I talk to people about Universal Health Care, welfare reform, and things that I've learned from the "front lines" of working with people in poverty (and living in it for many years).

It never seems like enough. It's easy to feel swallowed up in a world that seems like it is going to youknowwhere in a youknowwhat. But if we give up, things will never change. And I think the one thing most of us can agree on is that things need to change.

Martin Luther King Jr was only one person. But he made a difference. Because he didn't give up. He kept going. He had a mission, a vision, yes - a dream. So whatever it is that you can do to participate in the world, do it! No matter what your political view!  I believe wholeheartedly that apathy is even worse than conservative views ;-) I leave you now with a few quotes to litter the blogosphere with.

*****
“There is nothing new about poverty. What is new, however, is that we now have the resources to get rid of it. The time has come for an all-out world war against poverty … The well off and the secure have too often become indifferent and oblivious to the poverty and deprivation in their midst. Ultimately a great nation is a compassionate nation. No individual or nation can be great if it does not have a concern for ‘the least of these.” --MLK JR.
 
"A nation that continues year after year to spend more money on military defense than on programs of social uplift is approaching spiritual doom. " --MLK JR.
 

"Darkness cannot drive out darkness; only light can do that. Hate cannot drive out hate; only love can do that." --MLK JR.
 

All quotes obtained at: http://www.brainyquote.com/quotes/authors/m/martin_luther_king_jr.html

Related Posts

The Black Woman in My Closet

I just read The Help by Kathryn Stockett, a book about relationships between white women and their black domestic “help” in 1950’s Mississippi. The book is an excellent read, thought-provoking and compelling. I was appalled anew by the casual injustices, the ignorance, the segregation, and the day-to-day racism prevalent in that culture. And then I discovered that the black woman who cleans my apartment eats her lunch in my coat closet.   Read more >

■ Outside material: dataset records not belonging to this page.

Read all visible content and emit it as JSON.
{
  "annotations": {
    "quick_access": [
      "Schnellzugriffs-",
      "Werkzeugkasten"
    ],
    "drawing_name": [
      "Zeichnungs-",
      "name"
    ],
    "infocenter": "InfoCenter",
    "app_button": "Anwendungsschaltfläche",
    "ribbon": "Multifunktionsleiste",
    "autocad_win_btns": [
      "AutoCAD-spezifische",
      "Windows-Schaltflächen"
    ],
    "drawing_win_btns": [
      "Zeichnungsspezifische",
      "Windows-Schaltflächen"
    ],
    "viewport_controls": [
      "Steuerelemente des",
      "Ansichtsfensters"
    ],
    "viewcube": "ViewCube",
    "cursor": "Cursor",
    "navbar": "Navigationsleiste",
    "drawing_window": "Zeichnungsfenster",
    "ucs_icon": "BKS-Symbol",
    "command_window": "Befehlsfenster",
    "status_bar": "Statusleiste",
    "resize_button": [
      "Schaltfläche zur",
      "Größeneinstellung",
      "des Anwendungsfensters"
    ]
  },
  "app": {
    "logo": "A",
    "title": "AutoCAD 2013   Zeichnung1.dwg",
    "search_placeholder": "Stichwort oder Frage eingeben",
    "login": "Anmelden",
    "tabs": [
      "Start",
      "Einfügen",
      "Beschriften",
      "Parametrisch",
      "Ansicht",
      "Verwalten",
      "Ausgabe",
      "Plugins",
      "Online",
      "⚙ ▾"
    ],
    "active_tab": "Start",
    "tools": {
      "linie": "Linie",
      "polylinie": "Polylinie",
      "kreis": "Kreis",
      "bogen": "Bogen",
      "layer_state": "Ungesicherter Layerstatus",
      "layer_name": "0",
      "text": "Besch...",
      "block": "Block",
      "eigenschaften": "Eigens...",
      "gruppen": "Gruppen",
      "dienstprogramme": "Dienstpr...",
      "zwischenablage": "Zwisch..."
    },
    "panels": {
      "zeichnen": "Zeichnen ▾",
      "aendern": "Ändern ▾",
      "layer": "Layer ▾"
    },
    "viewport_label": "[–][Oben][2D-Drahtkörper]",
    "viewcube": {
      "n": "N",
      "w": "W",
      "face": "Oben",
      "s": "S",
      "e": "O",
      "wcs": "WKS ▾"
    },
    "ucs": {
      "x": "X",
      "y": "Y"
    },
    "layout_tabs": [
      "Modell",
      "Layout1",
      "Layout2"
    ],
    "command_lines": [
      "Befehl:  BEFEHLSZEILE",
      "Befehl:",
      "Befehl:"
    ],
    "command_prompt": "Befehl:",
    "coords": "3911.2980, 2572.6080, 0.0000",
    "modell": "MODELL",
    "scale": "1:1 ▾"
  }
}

I Marched for the Martin Luther King Holiday

Early on the crisp, clear morning of January 15, 1981, I boarded a bus in Princeton, New Jersey bound for a demonstration in Washington, DC to make the birthdate of Dr. Martin Luther King, Jr. a national holiday. Via the Associated Press, the New York Times reported the next day that about 15,000 of us  "walked along Pennsylvania Avenue from the Capitol the Washington Monument, carrying signs that read, 'Let's make this day a day of celebration - Happy Birthday to Martin Luther King' and 'I Have a Dream - for Peace.'"   Read more >

Is Glenn Beck's Restoring Honor Rally Racist, or Just Free Speech?

Conservative right-wing political talk show host Glenn Beck is hosting the Restoring Honor rally (renamed by Wonkette the "Lard-Baby Rally & Hate Festival") this Saturday. The rally takes place near the Lincoln Memorial -- one of the most important monuments built to honor an American president -- and is described on its web site as a "non-political event that pays tribute to America's service personnel and other upstanding citizens who embody our nation's founding principles of integrity, truth and honor."   Read more >

Comments

In order to comment on BlogHer.com, you'll need to be logged in. You'll be given the option to log in or create an account when you publish your comment. If you do not log in or create an account, your comment will not be displayed.